Information provided

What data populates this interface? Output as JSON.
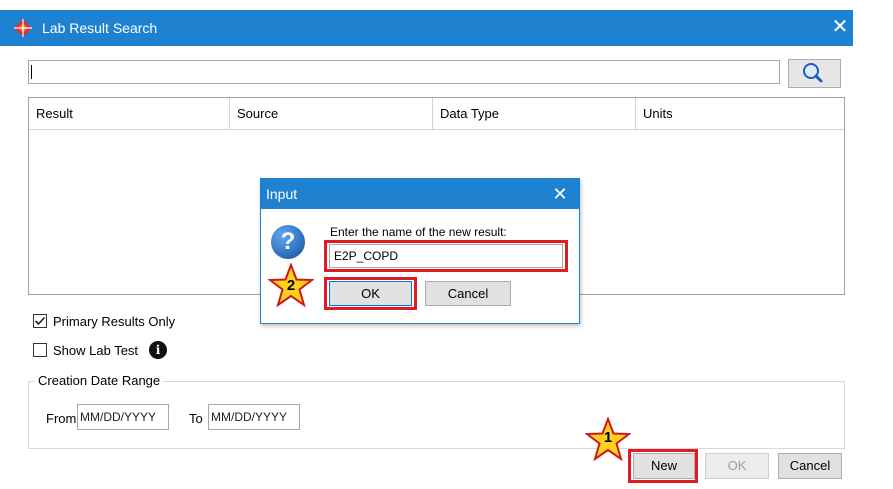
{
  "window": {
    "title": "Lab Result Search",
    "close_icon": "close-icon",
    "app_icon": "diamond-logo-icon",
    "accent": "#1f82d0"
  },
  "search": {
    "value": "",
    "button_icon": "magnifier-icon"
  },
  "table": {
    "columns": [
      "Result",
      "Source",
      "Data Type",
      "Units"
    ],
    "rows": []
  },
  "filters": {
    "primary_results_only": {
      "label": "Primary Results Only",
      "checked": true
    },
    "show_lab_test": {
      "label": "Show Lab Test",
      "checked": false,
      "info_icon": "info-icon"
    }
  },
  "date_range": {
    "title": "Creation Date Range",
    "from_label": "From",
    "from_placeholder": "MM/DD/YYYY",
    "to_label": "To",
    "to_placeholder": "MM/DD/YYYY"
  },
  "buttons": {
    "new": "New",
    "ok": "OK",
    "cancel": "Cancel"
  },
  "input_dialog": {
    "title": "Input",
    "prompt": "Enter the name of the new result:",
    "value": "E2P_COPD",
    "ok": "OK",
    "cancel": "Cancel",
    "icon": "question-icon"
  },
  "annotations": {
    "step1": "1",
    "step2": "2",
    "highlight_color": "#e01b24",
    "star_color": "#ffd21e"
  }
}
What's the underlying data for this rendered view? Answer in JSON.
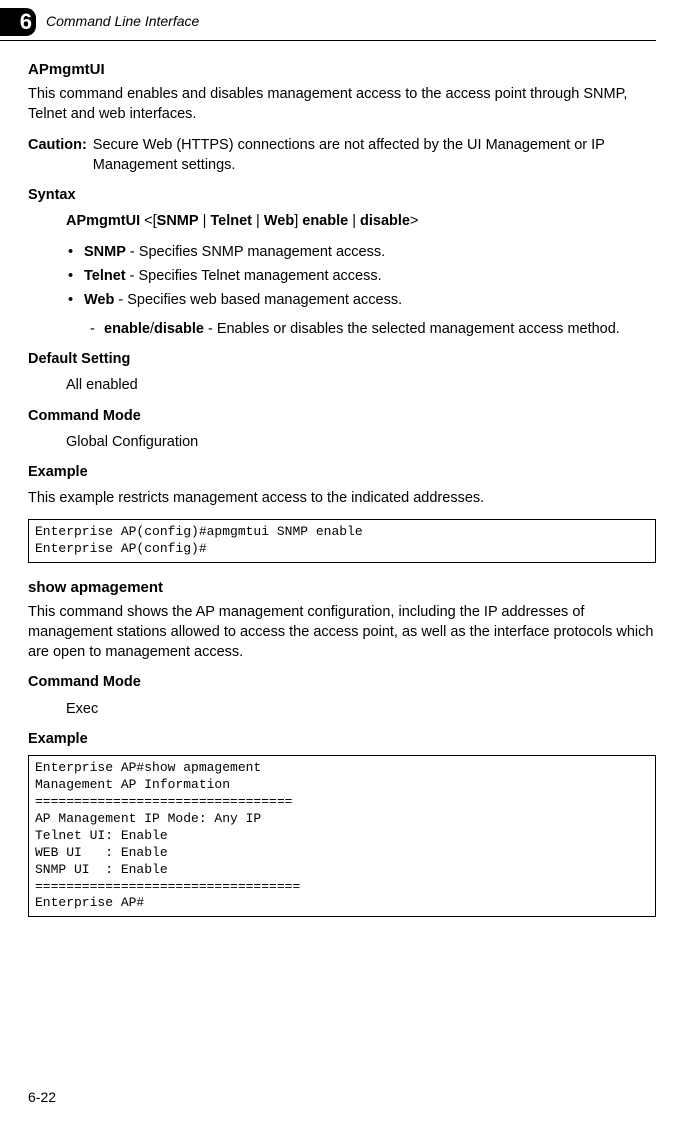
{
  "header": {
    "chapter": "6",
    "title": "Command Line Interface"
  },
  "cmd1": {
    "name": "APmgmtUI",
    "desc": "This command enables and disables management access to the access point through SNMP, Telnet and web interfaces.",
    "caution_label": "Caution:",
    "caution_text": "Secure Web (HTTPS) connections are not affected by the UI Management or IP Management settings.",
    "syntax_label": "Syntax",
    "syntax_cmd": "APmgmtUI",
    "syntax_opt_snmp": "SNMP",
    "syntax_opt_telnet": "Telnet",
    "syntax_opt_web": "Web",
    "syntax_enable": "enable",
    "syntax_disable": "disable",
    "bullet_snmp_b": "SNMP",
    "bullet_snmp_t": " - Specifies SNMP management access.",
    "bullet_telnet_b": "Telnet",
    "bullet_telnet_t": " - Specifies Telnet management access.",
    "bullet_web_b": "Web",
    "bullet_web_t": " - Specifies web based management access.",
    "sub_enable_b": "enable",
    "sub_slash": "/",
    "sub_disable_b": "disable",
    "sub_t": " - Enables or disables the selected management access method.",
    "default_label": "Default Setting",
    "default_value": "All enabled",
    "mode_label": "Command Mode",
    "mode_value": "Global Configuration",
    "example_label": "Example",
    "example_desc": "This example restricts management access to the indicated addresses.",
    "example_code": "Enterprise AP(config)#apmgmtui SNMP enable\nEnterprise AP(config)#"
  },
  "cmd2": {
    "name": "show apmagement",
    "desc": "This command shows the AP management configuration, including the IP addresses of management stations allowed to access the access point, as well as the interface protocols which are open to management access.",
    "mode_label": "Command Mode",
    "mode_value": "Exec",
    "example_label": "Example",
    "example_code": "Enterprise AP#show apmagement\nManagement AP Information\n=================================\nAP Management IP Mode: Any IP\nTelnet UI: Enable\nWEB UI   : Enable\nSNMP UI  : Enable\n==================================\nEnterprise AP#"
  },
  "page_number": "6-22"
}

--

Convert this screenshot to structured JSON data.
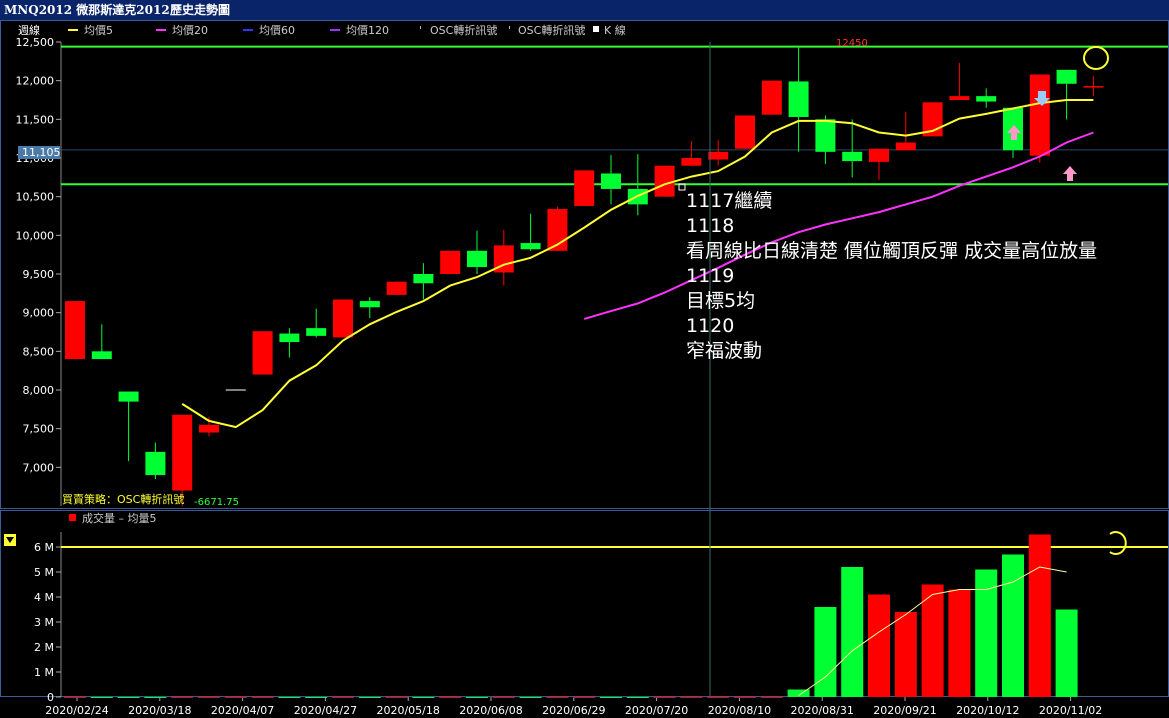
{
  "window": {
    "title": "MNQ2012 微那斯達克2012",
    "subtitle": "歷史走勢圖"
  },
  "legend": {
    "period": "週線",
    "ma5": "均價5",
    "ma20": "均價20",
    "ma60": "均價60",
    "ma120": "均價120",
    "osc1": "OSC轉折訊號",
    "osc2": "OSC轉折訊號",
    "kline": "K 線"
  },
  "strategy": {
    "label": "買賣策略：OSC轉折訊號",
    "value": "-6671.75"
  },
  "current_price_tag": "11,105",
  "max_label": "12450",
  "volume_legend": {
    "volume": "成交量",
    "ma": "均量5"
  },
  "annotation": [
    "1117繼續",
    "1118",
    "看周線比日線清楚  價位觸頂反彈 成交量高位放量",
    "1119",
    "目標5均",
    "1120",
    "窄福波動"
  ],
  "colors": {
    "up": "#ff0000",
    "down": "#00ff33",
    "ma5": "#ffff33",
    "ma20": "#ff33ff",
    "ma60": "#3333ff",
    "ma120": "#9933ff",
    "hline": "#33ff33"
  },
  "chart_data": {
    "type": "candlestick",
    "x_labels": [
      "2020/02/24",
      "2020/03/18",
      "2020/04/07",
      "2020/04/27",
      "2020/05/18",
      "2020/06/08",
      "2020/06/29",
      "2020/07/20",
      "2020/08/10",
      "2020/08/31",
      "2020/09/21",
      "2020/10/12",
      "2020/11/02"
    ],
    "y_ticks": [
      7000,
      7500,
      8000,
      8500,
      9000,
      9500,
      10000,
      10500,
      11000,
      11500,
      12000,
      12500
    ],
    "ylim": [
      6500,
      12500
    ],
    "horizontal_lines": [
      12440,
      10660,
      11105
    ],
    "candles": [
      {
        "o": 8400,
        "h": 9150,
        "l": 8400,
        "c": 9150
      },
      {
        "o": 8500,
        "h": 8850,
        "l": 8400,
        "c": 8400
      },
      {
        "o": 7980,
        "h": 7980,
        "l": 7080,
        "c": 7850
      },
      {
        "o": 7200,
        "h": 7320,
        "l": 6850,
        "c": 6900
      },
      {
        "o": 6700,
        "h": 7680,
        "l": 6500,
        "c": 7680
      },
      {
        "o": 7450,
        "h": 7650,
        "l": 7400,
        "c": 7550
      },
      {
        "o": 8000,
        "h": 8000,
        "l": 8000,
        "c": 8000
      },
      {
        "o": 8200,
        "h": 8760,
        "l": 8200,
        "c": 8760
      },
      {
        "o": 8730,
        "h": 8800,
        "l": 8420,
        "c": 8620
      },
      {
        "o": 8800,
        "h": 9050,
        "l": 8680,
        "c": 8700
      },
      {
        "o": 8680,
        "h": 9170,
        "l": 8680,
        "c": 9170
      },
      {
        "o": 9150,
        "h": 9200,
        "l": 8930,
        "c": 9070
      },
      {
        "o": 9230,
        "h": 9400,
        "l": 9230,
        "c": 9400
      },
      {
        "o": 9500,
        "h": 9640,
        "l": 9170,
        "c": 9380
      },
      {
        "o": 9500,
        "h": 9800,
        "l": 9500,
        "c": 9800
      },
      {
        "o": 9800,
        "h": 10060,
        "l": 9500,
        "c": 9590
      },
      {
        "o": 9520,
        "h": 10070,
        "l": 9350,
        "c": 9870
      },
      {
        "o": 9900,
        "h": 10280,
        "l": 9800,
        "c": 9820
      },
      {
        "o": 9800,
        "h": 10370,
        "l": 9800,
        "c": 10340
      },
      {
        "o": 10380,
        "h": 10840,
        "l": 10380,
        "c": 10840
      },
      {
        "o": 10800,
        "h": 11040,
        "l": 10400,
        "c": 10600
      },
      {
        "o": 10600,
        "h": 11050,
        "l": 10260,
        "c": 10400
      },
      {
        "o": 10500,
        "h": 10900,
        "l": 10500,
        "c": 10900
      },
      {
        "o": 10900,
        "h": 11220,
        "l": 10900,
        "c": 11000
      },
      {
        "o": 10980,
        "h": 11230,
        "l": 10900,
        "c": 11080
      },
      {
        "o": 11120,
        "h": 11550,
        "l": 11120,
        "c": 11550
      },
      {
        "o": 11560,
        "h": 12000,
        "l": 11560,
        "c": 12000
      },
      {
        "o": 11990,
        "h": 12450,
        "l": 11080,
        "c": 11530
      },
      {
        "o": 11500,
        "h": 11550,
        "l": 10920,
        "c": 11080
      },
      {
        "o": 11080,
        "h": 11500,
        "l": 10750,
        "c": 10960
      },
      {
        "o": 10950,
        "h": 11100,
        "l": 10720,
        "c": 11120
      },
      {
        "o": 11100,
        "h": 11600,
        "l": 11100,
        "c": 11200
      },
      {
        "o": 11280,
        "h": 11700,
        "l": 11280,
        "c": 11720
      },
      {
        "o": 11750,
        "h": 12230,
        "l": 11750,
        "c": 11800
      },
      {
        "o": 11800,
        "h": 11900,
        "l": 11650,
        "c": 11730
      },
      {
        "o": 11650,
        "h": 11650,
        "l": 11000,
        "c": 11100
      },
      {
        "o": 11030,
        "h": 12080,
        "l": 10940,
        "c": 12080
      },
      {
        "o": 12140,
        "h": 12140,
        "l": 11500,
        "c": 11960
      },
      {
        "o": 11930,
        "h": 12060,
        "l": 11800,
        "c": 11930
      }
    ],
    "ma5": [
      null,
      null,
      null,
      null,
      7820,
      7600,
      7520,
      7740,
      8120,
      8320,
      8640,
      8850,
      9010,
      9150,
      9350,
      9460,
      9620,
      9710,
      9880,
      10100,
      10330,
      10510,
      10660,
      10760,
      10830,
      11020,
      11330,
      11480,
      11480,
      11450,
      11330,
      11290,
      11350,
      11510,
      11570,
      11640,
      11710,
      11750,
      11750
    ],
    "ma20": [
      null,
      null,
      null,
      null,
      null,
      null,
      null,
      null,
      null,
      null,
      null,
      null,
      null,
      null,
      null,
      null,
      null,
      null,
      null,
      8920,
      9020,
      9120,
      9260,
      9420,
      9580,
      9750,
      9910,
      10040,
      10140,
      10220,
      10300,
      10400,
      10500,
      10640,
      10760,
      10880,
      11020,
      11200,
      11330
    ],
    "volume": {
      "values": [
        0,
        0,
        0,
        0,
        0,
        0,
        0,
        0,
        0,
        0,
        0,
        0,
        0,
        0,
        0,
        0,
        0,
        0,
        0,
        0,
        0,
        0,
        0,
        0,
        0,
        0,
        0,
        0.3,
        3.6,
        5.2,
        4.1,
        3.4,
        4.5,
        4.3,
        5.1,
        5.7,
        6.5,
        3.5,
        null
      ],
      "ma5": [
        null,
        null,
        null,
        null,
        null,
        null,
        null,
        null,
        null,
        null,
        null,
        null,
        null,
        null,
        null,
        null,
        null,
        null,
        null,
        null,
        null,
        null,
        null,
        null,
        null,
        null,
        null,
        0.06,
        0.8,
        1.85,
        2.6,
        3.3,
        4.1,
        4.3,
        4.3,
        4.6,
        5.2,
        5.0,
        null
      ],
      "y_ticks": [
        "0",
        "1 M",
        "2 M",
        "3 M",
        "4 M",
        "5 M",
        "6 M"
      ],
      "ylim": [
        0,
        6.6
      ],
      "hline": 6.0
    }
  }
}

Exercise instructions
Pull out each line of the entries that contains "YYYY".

Completed exercise
    "from_placeholder": "MM/DD/YYYY",
    "to_placeholder": "MM/DD/YYYY"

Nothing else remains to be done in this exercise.